Component data from apps and pages:
BEGIN

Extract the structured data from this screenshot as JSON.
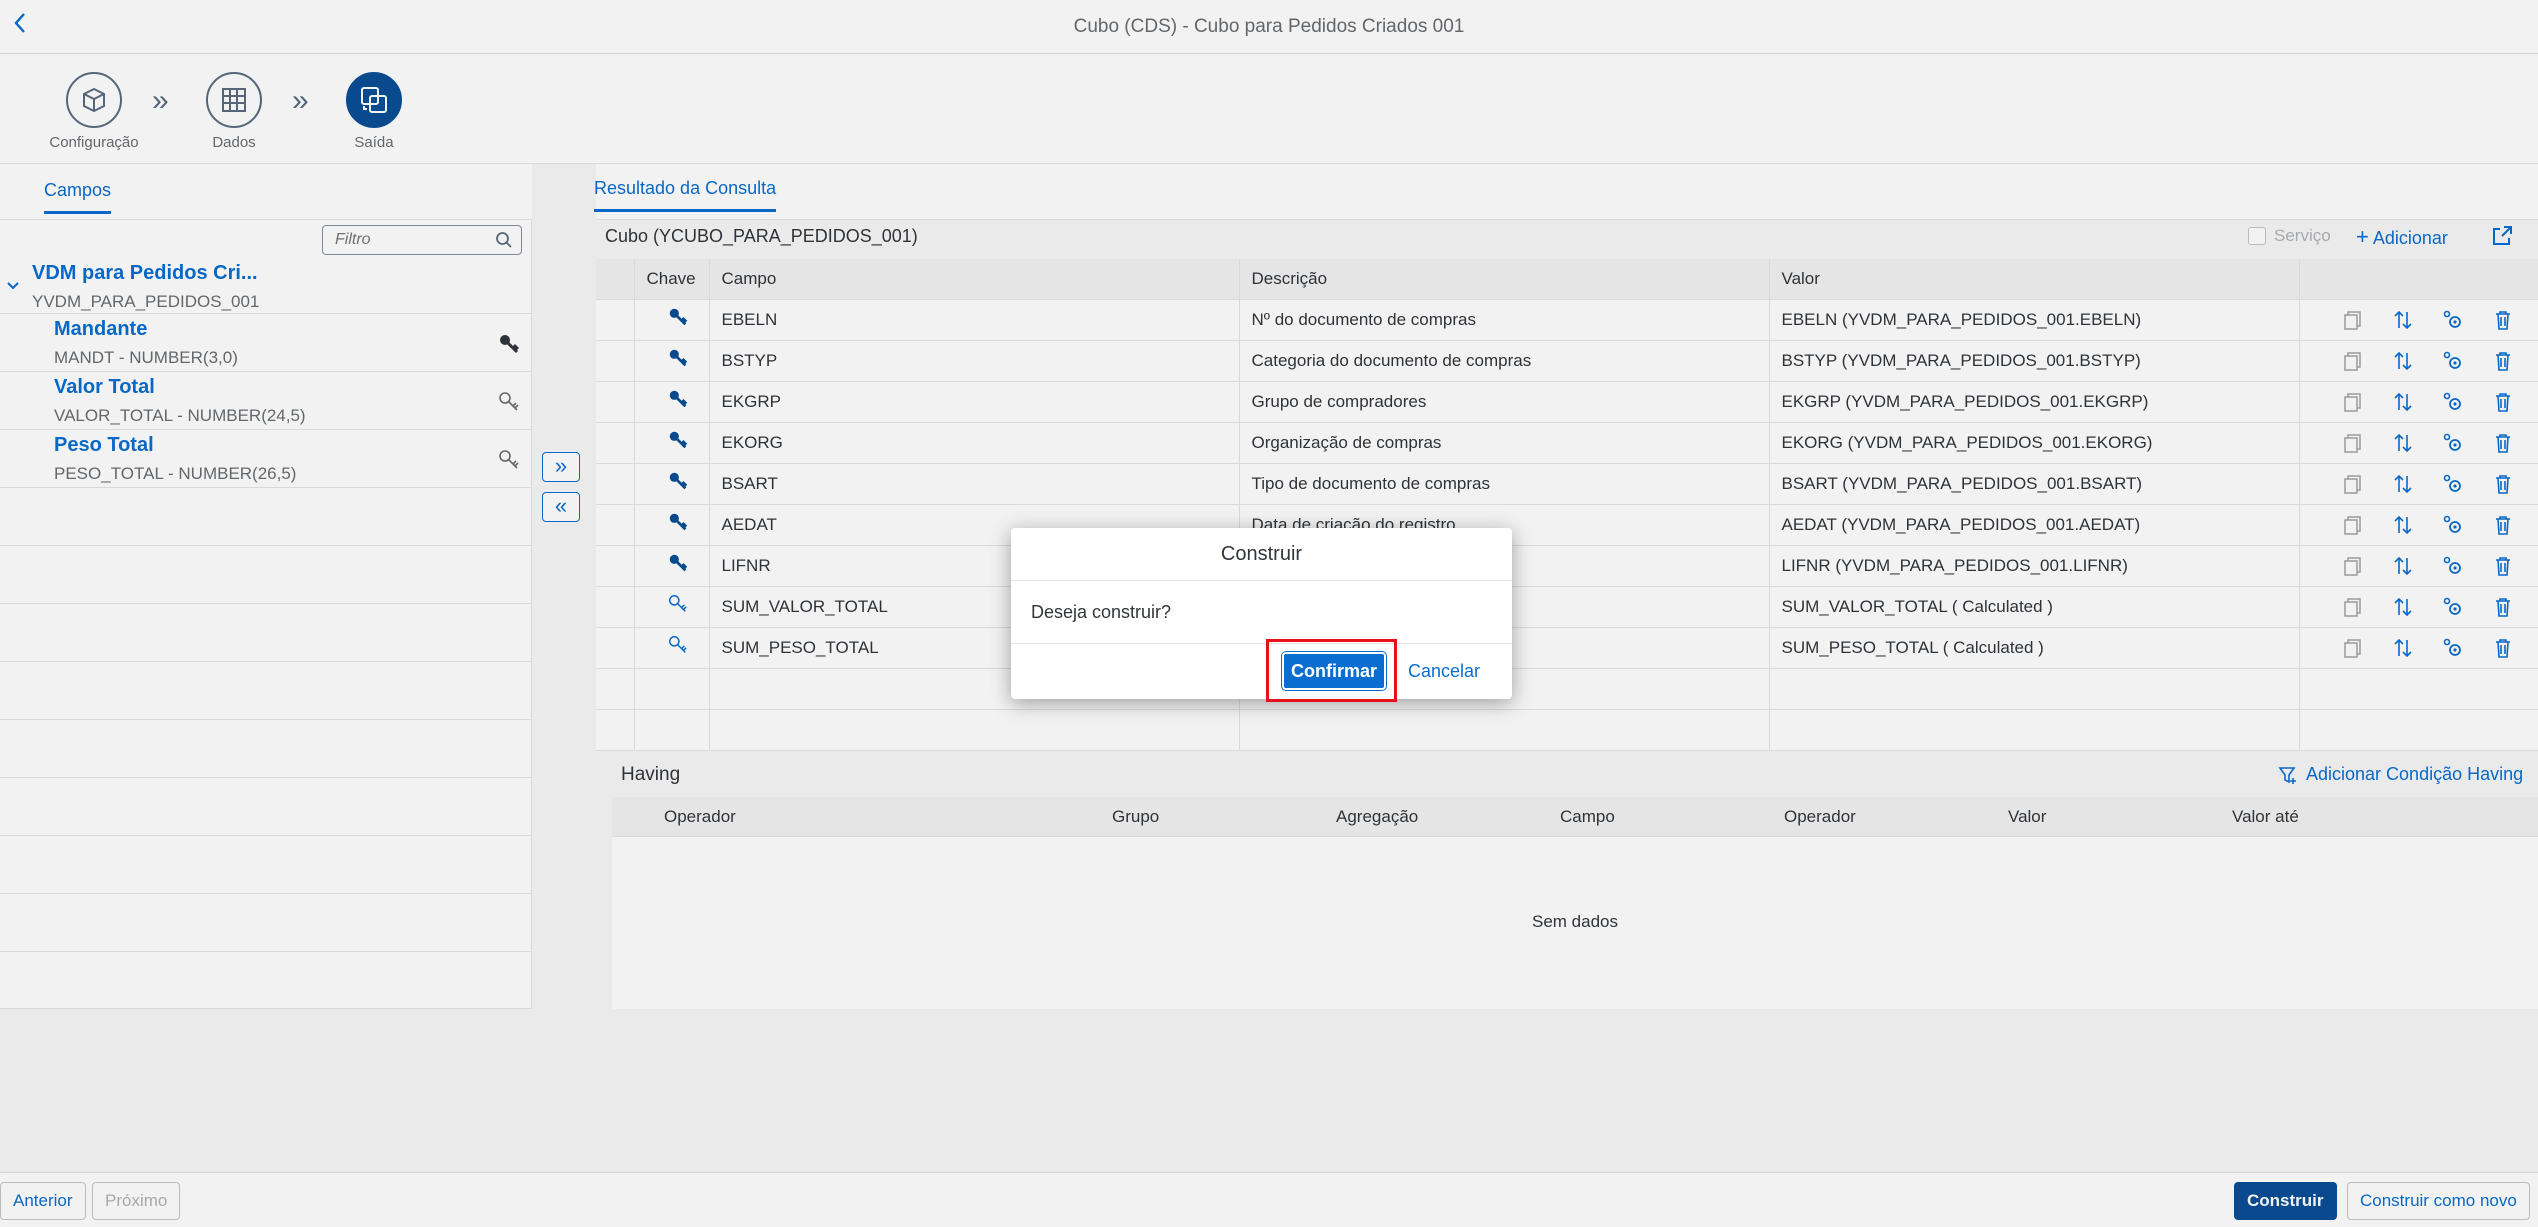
{
  "shell": {
    "title": "Cubo (CDS) - Cubo para Pedidos Criados 001"
  },
  "wizard": {
    "steps": [
      {
        "label": "Configuração"
      },
      {
        "label": "Dados"
      },
      {
        "label": "Saída"
      }
    ]
  },
  "left": {
    "tab": "Campos",
    "filter_placeholder": "Filtro",
    "source": {
      "name": "VDM para Pedidos Cri...",
      "id": "YVDM_PARA_PEDIDOS_001"
    },
    "fields": [
      {
        "name": "Mandante",
        "type": "MANDT - NUMBER(3,0)"
      },
      {
        "name": "Valor Total",
        "type": "VALOR_TOTAL - NUMBER(24,5)"
      },
      {
        "name": "Peso Total",
        "type": "PESO_TOTAL - NUMBER(26,5)"
      }
    ]
  },
  "right": {
    "tab": "Resultado da Consulta",
    "cube_title": "Cubo (YCUBO_PARA_PEDIDOS_001)",
    "servico_label": "Serviço",
    "add_label": "Adicionar",
    "columns": [
      "Chave",
      "Campo",
      "Descrição",
      "Valor"
    ],
    "rows": [
      {
        "campo": "EBELN",
        "descricao": "Nº do documento de compras",
        "valor": "EBELN (YVDM_PARA_PEDIDOS_001.EBELN)"
      },
      {
        "campo": "BSTYP",
        "descricao": "Categoria do documento de compras",
        "valor": "BSTYP (YVDM_PARA_PEDIDOS_001.BSTYP)"
      },
      {
        "campo": "EKGRP",
        "descricao": "Grupo de compradores",
        "valor": "EKGRP (YVDM_PARA_PEDIDOS_001.EKGRP)"
      },
      {
        "campo": "EKORG",
        "descricao": "Organização de compras",
        "valor": "EKORG (YVDM_PARA_PEDIDOS_001.EKORG)"
      },
      {
        "campo": "BSART",
        "descricao": "Tipo de documento de compras",
        "valor": "BSART (YVDM_PARA_PEDIDOS_001.BSART)"
      },
      {
        "campo": "AEDAT",
        "descricao": "Data de criação do registro",
        "valor": "AEDAT (YVDM_PARA_PEDIDOS_001.AEDAT)"
      },
      {
        "campo": "LIFNR",
        "descricao": "",
        "valor": "LIFNR (YVDM_PARA_PEDIDOS_001.LIFNR)"
      },
      {
        "campo": "SUM_VALOR_TOTAL",
        "descricao": "",
        "valor": "SUM_VALOR_TOTAL ( Calculated )"
      },
      {
        "campo": "SUM_PESO_TOTAL",
        "descricao": "",
        "valor": "SUM_PESO_TOTAL ( Calculated )"
      }
    ]
  },
  "having": {
    "title": "Having",
    "add_label": "Adicionar Condição Having",
    "columns": [
      "Operador",
      "Grupo",
      "Agregação",
      "Campo",
      "Operador",
      "Valor",
      "Valor até"
    ],
    "no_data": "Sem dados"
  },
  "footer": {
    "anterior": "Anterior",
    "proximo": "Próximo",
    "construir": "Construir",
    "construir_novo": "Construir como novo"
  },
  "dialog": {
    "title": "Construir",
    "message": "Deseja construir?",
    "confirm": "Confirmar",
    "cancel": "Cancelar"
  },
  "colors": {
    "accent": "#0a6ed1",
    "primary": "#0a4f96",
    "highlight": "#e8101d"
  }
}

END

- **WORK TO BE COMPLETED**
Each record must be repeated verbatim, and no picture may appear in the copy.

- **RESPONSE**
Extract the structured data from this screenshot as JSON.
{
  "shell": {
    "title": "Cubo (CDS) - Cubo para Pedidos Criados 001"
  },
  "wizard": {
    "steps": [
      {
        "label": "Configuração"
      },
      {
        "label": "Dados"
      },
      {
        "label": "Saída"
      }
    ]
  },
  "left": {
    "tab": "Campos",
    "filter_placeholder": "Filtro",
    "source": {
      "name": "VDM para Pedidos Cri...",
      "id": "YVDM_PARA_PEDIDOS_001"
    },
    "fields": [
      {
        "name": "Mandante",
        "type": "MANDT - NUMBER(3,0)"
      },
      {
        "name": "Valor Total",
        "type": "VALOR_TOTAL - NUMBER(24,5)"
      },
      {
        "name": "Peso Total",
        "type": "PESO_TOTAL - NUMBER(26,5)"
      }
    ]
  },
  "right": {
    "tab": "Resultado da Consulta",
    "cube_title": "Cubo (YCUBO_PARA_PEDIDOS_001)",
    "servico_label": "Serviço",
    "add_label": "Adicionar",
    "columns": [
      "Chave",
      "Campo",
      "Descrição",
      "Valor"
    ],
    "rows": [
      {
        "campo": "EBELN",
        "descricao": "Nº do documento de compras",
        "valor": "EBELN (YVDM_PARA_PEDIDOS_001.EBELN)"
      },
      {
        "campo": "BSTYP",
        "descricao": "Categoria do documento de compras",
        "valor": "BSTYP (YVDM_PARA_PEDIDOS_001.BSTYP)"
      },
      {
        "campo": "EKGRP",
        "descricao": "Grupo de compradores",
        "valor": "EKGRP (YVDM_PARA_PEDIDOS_001.EKGRP)"
      },
      {
        "campo": "EKORG",
        "descricao": "Organização de compras",
        "valor": "EKORG (YVDM_PARA_PEDIDOS_001.EKORG)"
      },
      {
        "campo": "BSART",
        "descricao": "Tipo de documento de compras",
        "valor": "BSART (YVDM_PARA_PEDIDOS_001.BSART)"
      },
      {
        "campo": "AEDAT",
        "descricao": "Data de criação do registro",
        "valor": "AEDAT (YVDM_PARA_PEDIDOS_001.AEDAT)"
      },
      {
        "campo": "LIFNR",
        "descricao": "",
        "valor": "LIFNR (YVDM_PARA_PEDIDOS_001.LIFNR)"
      },
      {
        "campo": "SUM_VALOR_TOTAL",
        "descricao": "",
        "valor": "SUM_VALOR_TOTAL ( Calculated )"
      },
      {
        "campo": "SUM_PESO_TOTAL",
        "descricao": "",
        "valor": "SUM_PESO_TOTAL ( Calculated )"
      }
    ]
  },
  "having": {
    "title": "Having",
    "add_label": "Adicionar Condição Having",
    "columns": [
      "Operador",
      "Grupo",
      "Agregação",
      "Campo",
      "Operador",
      "Valor",
      "Valor até"
    ],
    "no_data": "Sem dados"
  },
  "footer": {
    "anterior": "Anterior",
    "proximo": "Próximo",
    "construir": "Construir",
    "construir_novo": "Construir como novo"
  },
  "dialog": {
    "title": "Construir",
    "message": "Deseja construir?",
    "confirm": "Confirmar",
    "cancel": "Cancelar"
  },
  "colors": {
    "accent": "#0a6ed1",
    "primary": "#0a4f96",
    "highlight": "#e8101d"
  }
}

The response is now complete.